She wasn’t kidding. Marianne and Connell break up over the most mundane misunderstanding possible (she assumes he’s leaving her when she was really going to ask if she could spend the summer vacation at her house). Similarly, Edward and Bella break up in the second book because he wants to protect her from her, only she ends up having suicidal thoughts because she’s convinced that he realized she’s not worthy of him. Frances and Nick’s first proper meeting in Conversations with Friends it’s mostly about apologizing to each other for saying something “stupid,” even though they were never told that was the case.

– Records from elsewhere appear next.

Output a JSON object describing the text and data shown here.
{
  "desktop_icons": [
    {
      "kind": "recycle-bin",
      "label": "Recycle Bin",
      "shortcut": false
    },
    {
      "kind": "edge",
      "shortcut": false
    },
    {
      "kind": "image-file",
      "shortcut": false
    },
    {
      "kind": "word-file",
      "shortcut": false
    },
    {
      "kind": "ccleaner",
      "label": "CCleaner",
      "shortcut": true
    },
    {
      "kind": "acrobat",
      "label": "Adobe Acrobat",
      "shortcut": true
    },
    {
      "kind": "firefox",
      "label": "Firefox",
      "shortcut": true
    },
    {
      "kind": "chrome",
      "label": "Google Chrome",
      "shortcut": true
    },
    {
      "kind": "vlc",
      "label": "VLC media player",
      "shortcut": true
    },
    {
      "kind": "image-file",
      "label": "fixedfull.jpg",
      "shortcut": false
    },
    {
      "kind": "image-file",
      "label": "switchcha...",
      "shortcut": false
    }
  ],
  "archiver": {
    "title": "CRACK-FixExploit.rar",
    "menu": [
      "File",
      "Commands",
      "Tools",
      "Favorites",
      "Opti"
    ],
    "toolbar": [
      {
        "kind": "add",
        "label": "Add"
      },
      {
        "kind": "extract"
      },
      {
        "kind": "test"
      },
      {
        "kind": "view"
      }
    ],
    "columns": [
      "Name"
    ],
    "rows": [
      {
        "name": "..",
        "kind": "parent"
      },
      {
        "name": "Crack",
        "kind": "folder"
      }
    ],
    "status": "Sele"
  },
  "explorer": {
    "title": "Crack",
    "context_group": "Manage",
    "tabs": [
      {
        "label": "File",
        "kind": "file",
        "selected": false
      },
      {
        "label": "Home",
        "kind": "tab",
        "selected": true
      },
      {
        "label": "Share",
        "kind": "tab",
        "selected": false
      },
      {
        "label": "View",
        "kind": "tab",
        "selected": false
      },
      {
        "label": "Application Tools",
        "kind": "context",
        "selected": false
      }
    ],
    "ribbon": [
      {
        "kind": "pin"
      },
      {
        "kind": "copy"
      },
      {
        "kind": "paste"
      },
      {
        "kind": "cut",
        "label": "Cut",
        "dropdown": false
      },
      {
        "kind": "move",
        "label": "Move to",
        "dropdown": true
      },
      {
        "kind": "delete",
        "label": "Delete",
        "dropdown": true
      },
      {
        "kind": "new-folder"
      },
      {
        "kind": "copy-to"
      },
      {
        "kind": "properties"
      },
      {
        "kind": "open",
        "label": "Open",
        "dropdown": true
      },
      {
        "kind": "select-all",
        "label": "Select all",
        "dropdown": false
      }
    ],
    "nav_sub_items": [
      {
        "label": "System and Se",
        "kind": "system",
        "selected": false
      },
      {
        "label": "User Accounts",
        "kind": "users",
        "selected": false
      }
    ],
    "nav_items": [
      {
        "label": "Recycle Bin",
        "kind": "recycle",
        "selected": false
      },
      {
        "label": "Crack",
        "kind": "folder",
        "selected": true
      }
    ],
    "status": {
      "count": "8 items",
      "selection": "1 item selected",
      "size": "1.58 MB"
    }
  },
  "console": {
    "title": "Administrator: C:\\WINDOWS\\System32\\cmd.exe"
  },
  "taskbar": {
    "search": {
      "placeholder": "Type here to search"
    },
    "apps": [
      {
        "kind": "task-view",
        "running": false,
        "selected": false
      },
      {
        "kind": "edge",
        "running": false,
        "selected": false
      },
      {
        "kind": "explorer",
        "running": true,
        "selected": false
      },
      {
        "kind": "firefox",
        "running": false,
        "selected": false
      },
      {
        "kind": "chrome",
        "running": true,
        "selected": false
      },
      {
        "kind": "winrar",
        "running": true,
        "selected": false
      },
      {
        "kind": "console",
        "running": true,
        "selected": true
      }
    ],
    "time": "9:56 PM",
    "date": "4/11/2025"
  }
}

Some fans have found the themes in Rooney’s work so ridiculous that they have parodied them on social media. “Thin way I sadly and hotly forgot to eat for seven days and only realized when I fell in front of Trinity College and everyone was worried about me,” Twitter user @corsie101 wrote on her blog. 2020 viral tweet . “Then a horrible man fed me something and we had sex. He felt good and bad”. On YouTube, a sketch of The Lazy Susan Show parodies a Lana Del Rey song, with a group of girls singing: “Being tired is a lifestyle.” But most of the time, you can get a good laugh reading the original. “I realized that my life would be full of mundane physical suffering and that there was nothing special about it,” Frances thinks. “Suffering would not make me special, and pretending not to suffer would not make me special. Talking about it, or even writing about it, would not transform suffering into something useful.” And yet here we are, suffering along with her.